WHAT YOU ARE ASKED TO DO
Copy out all lines from the entries below in which "title" occurs.

DATA TO PROCESS
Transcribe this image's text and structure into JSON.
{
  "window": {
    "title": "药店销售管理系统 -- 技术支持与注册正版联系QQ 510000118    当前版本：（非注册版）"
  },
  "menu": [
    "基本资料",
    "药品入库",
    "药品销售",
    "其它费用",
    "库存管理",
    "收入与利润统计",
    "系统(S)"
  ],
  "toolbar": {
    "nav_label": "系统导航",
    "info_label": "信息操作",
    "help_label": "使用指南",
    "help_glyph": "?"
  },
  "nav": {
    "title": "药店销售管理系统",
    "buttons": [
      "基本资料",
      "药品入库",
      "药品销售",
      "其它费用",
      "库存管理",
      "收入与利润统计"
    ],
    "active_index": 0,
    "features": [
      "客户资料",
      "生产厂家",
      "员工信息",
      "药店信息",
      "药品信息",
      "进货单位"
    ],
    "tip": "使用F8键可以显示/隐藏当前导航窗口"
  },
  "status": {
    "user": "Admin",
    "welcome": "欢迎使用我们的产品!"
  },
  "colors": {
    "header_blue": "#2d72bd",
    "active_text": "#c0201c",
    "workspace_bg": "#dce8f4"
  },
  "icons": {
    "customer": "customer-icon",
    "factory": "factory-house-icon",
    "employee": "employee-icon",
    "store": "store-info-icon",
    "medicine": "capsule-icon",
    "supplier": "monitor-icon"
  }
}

TASK ANSWER
    "title": "药店销售管理系统 -- 技术支持与注册正版联系QQ 510000118    当前版本：（非注册版）"
    "title": "药店销售管理系统",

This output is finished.